I've been lucky to have someone like Scott Frank, who's actually trusted me and believed in me. I still pinch myself that I get to work on things like this, with people like Wylie Stateman, who did the sound design. He's done Once Upon a Time in Hollywood and worked with Tarantino films. We call him Obi-Wan Kenobi basically. You get to work with people like Steven Meizler, whose cinematography was just beautiful in this thing, and the cast that was perfect, and Michelle Tesoro's editing.
Those games, they work because the editing is so fricking beautiful. It's just really well made. When you come to the game, you have to elevate yourself to that kind of quality control, to make sure that what you're providing is at the level of what they're providing. It's been more of an education for me than anything.prevnext
Is there a franchise or a movie series that you would love to compose the music for and contribute to, that you haven't gotten to yet?
Star Wars. Star Wars. Star Wars.

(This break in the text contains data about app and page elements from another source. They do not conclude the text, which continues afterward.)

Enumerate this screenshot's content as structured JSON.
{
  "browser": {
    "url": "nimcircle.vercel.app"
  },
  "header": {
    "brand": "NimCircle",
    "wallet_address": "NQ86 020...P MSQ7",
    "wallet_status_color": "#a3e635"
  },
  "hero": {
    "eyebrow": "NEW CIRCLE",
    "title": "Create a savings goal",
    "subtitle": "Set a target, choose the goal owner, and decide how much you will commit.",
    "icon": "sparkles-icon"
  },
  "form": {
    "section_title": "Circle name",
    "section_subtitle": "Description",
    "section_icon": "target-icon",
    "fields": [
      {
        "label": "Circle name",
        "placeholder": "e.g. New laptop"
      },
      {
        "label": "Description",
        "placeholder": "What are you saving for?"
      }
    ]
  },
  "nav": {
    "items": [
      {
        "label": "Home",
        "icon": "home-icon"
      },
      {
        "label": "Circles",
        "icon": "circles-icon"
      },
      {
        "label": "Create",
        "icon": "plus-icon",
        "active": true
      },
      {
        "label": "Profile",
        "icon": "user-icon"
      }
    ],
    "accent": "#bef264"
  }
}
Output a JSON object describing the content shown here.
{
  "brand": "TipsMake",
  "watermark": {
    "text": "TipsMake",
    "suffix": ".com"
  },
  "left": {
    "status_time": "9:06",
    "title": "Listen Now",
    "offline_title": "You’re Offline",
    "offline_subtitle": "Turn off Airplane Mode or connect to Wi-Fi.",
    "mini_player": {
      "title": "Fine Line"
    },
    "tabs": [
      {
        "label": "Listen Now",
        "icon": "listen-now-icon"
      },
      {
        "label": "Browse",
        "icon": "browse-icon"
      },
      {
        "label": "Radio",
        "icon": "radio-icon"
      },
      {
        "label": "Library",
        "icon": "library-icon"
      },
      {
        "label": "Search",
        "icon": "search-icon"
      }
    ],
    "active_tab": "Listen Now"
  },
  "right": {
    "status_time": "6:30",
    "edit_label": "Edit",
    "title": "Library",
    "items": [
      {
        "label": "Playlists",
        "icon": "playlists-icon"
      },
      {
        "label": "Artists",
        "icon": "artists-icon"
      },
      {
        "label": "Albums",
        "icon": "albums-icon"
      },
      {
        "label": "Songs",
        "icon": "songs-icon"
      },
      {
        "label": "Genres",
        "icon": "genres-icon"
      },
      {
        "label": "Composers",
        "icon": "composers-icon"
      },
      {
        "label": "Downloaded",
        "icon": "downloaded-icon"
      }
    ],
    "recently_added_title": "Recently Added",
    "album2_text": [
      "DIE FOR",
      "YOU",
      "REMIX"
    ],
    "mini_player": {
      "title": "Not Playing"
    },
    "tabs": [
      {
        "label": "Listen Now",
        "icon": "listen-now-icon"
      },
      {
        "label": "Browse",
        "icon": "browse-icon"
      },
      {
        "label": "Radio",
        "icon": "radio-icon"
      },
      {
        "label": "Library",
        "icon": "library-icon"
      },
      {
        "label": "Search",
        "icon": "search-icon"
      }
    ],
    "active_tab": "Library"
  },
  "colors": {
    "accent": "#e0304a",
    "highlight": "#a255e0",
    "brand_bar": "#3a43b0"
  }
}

Honestly, I say Star Wars because it really was the first film I saw. I saw the original movie in the movie theater in Guatemala when I was a kid. In one of the original posters, there's a big face of Darth Vader, these small TIE fighters climbing up from the left and Luke Skywalker and whatever. I thought Darth Vader was going to be a giant. Then all of a sudden I see the movie and in through this massive doorway walks a tall man in black with a mask and I'm like, "That's not the giant I saw in the poster." I remember having that first feeling of, "What is this?" and being in awe and then realizing the musical something.
It defined my childhood. That, and the music of John Williams on E.T. and all of these other things. That franchise, the fact that it's still around, and I think there are so many more stories to tell. I feel like something like The Queen's Gambit, which is an unexpected opportunity to showcase underdog music -- underdog music sounds so wrong, but I hope you understand what I mean by it. It is Rudy and Rocky. Being able to do that kind of franchise, I would love.
But great storytelling, I'm a fan of it. I'll always gravitate to the kind of thing where you're engrossed in it. I've seen some amazing things that have happened watching it. I don't know if you've seen [HBO's] Watchmen, but it's probably one of my favorite things I've seen. From quality, from production value, acting, the way music was employed, the way in which the story was told, it was kind of perfect. I just saw it recently as a whole, and I was taken by it. So any kind of thing where you get to be part of a team, where they're as concerned about getting it right as the film I've just been working with, I'm in.
The Queen's Gambit is now available to stream on Netflix.
This interview has been lightly edited for clarity and length.prev